This content is not included in your SAE MOBILUS subscription, or you are not logged in.
PIV In-Cylinder Flow Measurements of Swirl and the Effect of Combustion Chamber Design
ISSN: 0148-7191, e-ISSN: 2688-3627
Published June 08, 2004 by SAE International in United States
Annotation ability available
Particle Image Velocimetry (PIV) experiments were performed on single-cylinder versions of a 0.375 L/cylinder and a 0.5 L/cylinder engines from the same engine class to determine the differences in swirl flow between the two engines. Two engine speeds (750 and 1500 rpm), manifold pressures (75 kPa and 90 kPa) and valve timings (maximum overlap and with the intake valve 20° retarded from the max overlap position) were examined. The swirl ratio (SR) and mean velocity (|V|) were calculated at BDC for every case in the mid-stroke plane and the fluctuation velocity (U') calculated for the 1500 rpm / 90 kPa / maximum overlap case. The in-cylinder velocities do not differ by the expected ratio of mean piston speed caused by differences in the engine stroke. The smaller engine was expected to have lower in-cylinder velocities and SRs due to a shorter stroke and lower piston speeds but instead has SR and |V| levels that are the same or higher than the larger engine.

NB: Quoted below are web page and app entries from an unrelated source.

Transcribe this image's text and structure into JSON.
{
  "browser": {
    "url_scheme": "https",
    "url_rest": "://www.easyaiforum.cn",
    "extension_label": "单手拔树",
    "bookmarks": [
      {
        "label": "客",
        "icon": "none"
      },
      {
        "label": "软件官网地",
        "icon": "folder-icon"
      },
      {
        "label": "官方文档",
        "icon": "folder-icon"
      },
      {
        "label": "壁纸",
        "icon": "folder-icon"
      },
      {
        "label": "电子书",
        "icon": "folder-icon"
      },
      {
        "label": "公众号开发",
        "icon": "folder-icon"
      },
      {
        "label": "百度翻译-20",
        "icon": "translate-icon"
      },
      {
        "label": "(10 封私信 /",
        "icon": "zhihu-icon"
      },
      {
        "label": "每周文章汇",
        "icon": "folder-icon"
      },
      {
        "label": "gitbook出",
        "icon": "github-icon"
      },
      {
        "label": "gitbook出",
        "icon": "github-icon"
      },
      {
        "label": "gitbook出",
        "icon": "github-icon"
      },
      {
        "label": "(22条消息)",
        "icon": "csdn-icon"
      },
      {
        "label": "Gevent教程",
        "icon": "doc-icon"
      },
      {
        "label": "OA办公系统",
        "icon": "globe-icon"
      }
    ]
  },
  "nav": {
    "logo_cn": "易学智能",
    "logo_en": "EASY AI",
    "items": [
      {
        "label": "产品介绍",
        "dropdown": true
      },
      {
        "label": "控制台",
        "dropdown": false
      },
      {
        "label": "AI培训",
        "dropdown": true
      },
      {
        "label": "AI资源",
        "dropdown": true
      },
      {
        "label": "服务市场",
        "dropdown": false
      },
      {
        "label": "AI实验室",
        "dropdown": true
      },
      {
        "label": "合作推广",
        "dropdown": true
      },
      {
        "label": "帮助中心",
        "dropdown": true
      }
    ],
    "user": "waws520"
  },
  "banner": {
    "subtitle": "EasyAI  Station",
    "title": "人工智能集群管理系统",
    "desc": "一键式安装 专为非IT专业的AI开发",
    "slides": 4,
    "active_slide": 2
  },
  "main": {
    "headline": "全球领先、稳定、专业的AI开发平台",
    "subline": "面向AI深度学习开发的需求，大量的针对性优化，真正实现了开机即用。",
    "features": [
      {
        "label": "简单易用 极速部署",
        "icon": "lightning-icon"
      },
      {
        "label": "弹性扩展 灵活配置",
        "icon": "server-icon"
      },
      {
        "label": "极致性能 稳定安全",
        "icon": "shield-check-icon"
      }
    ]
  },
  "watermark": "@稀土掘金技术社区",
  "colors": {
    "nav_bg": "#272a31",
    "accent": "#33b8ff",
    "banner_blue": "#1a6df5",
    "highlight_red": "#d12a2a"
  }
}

In addition, the fluctuation velocities between the two engines are essentially identical. The values of U´ exhibit the proper scaling with engine speed but show only minor differences between the two engines. Examination of the flow fields show that the intake jet from the smaller engine is stronger. The smaller intake valves of the 0.375 L engine cause higher velocities in the intake flow. Also, the position of the intake valves and the relative spacing of the valve edges lead the smaller engine to have an advantage in swirl formation.
CitationAlger, T., McGee, J., Gallant, E., and Wooldridge, S., "PIV In-Cylinder Flow Measurements of Swirl and the Effect of Combustion Chamber Design," SAE Technical Paper 2004-01-1952, 2004, https://doi.org/10.4271/2004-01-1952.
Direct Fuel Injection, Engine Diagnostics, and New Developments in Powertrain Triboligy, Cvt, Atf, and Fuel Economy
Number: SP-1891; Published: 2004-06-08
Number: SP-1891; Published: 2004-06-08
- Reuss, D. Adrian R. Landreth C. French D. Fansler T. 1989 ‘Instantaneous Planar Measurements of Velocity and Large-Scale Vorticity and Strain Rate in an Engine Using Particle Image Velocimetry’ SAE 890616
- Reuss, D. Kuo T.-W. Khalighi B. Haworth D. Roaslik M. 1995 ‘Particle Image Velocimetry Measurements in a High-Swirl Engine Used for Evaluation of Computational Fluid Dynamics Calculations’ SAE 952181
- Reuss, D. 2000 ‘Cyclic Variability of Large-Scale Turbulent Structures in Directed and Undirected IC Engine Flows’ SAE 2000-01-0246
- Richter, M. Axelsson B. Alden M. et al. 1999 ‘Investigation of the Fuel Distribution and the In-cylinder Flow Field in a Stratified Charge Engine Using Laser Techniques and Comparison with CFD-Modeling’ SAE 1999-01-3540
- Lee, J. Yamakawa M. Isshiki S. Nishida N. 2002 ‘An Analysis of Droplets and Ambient AIr Interaction in a D.I. Gasoline Spray Using LIF-PIV Technique’ SAE 2002-01-0743
- Rottenkolber, G. Dullenkopf K. Wittig S. et al. 1999 ‘Influence of Mixture Preparation on Combustion and Emissions Inside an SI Engine by Means of Visualization, PIV and IR Thermography During Cold Operating Conditions’ SAE 1999-01-3644
- Siewert, R. 1978 ‘Engine Combustion at Large Bore-to-Stroke Ratios’ SAE 780968
- Alger, T. Blobaum E. McGee J. Wooldridge S. 2003 ‘PIV Characterization of a 4-valve engine with a CPS system’ SAE 2003-01-1803
- Adrian, R. Christensen K. Liu Z.-C. Analysis and interpretation of instantaneous turbulent velocity fields Experiments in Fluids 2000 29 3 275 290
- Matthews, R.D. Internal Combustion Engines 2000
- Hall, M. Bracco F. 1987 ‘A study of velocities and turbulence intensities in firing and motored engines’ SAE 870453